Family & football


Junior Alex Brown aspires to become a collge athlete, though he has had to overcome many obstacles throughout his life.

By Sara Birrer & Chelsea Pettett | Collaborative Reporters

Junior Alex Brown dreams of playing college football despite facing many life challenges.

Brown’s biggest dream is to one day play his favorite sport at a Division One school, while studying to become a physical therapist.

“I want to get through high school, play football and go to a major university,” Brown said. “No one in my family has done that.”

History teacher and football coach Josh Line believes Brown is a good enough athlete to play in college.
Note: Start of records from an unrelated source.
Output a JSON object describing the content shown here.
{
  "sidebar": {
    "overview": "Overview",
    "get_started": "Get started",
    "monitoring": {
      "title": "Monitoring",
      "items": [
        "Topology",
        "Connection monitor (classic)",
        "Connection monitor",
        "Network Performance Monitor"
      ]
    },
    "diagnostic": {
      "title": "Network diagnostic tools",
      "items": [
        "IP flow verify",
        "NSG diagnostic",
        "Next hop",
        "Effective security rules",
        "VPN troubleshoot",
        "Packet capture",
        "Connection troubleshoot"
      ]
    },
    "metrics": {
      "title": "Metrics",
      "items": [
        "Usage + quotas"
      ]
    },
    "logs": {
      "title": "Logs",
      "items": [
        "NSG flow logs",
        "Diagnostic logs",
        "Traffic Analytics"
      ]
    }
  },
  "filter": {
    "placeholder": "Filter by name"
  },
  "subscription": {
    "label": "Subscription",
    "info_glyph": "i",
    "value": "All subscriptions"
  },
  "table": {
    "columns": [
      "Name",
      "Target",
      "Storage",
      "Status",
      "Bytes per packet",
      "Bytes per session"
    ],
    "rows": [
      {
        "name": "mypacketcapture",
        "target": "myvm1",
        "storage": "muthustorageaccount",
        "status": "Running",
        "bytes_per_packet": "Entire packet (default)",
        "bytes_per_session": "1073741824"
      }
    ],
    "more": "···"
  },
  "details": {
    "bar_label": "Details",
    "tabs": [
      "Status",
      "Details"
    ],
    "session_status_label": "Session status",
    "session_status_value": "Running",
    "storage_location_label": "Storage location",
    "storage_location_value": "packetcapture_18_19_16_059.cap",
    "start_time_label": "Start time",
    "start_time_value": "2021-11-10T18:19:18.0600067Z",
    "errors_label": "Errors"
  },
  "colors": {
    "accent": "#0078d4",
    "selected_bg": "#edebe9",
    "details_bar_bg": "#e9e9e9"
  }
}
He has enjoyed coaching him the past three years.

“He is one of those guys you love coaching,” Line said.

Brown has played varsity football since he was a freshman. He was a captain last football season along with junior Bill Fields. According to Fields, who has known Brown for seven years, they became friends through football and other high school activities.

“He’s always happy and has energy,” Fields said.

Football coach and MHS history teacher Justin Ainsworth agrees.

“Alex is probably our best leader as far as getting people excited for football,” Ainsworth said. “He has tremendous energy and is one of our hardest workers.”

Brown’s passion for football shows through all of the extra time he puts in to it. He was awarded 2nd Team All-League Linebacker and Honorable Mention Tailback for the Midwestern League.

With all of Brown’s success on the field, few would believe the hardships he has overcome off the field.

“He has overcome a lot of adversity,” Line said. “He has faced a lot of challenges teenagers shouldn’t have to face.”

According to Brown, he has not seen his father since he was five years old. His father is currently serving a 30-year sentence in prison.

“He tries to call me, but I am really busy,” Brown said. “It puts me in the best mood when I get to hear from him though.”

His father still hopes to be part of his life. Brown keeps his father updated on his activities when they get a chance to talk. He plans on re-establishing his relationship with his father when he is released from prison.

“Growing up without him, I don’t want it to be like that anymore,” Brown said.

Brown’s parents divorced when he was five, according to his mother Melinda Brown.

“He took on the role of being the man of the house,” Melinda Brown said.

His mother has been in and out of his life as well, only attending three of his football games in the past season.

“Our relationship hasn’t been the easiest,” Melinda Brown said. “But he never gives up on me.”

Brown’s mother has recently moved back to Coos Bay from the Eugene area, where she attended rehabilitation for substance abuse the last six months.

“I saw a dramatic change,” Brown said. “I’m so proud she worked so hard to change for us.”

Brown and his three siblings, older sisters Erika Brown, Jessyka Valdovinos and younger brother Jayden Brown, are close due to their circumstances.

“With my situation I rely on my siblings,” Brown said.

Brown feels he has the strongest bond with Valdovinos.

“She knows everything about me,” Brown said. “No matter what is going on she is there for me.”

Brown frequently moves between houses which he sees as an obstacles he is constantly overcoming. He lived with an aunt between fifth and seventh grade, and then moved in with his mother from seventh grade to his sophomore year. Brown is now living with Valdovinos, who is 19 years old and works at Ocean Ridge Assisted Living as a medical aide.

“Alex has had an incredibly hard life,” Valdovinos said. “Yet, he is one of the strongest people I know and the only person that can turn someone’s worst day into their best.”

Brown’s brother Jayden is 12 and living with their grandparents. Jayden is one of Brown’s biggest motivations.

“I want to give him a good example,” Brown said.

Brown views sports injuries such as a broken ankle or concussion as outside distractions which add to the many things he has overcome.

Valdovinos agrees.

“He wants to prove to everyone that it doesn’t matter how hard life is, if you have a dream, you can achieve it,” Valdovinos said.

Brown also enjoys volunteering in his spare time. He has helped out with the South Coast Youth Football Camp over the past two summers. He is also active with Relay for Life.

“I like to give back to people,” Brown said.

Ainsworth believes Brown’s attitude has the greatest impact on people.

“What he does is more powerful than what he says,” Ainsworth said.

Line agrees.

“He was a good leader,” Line said. “I would love for my sons to grow up to be just like him.”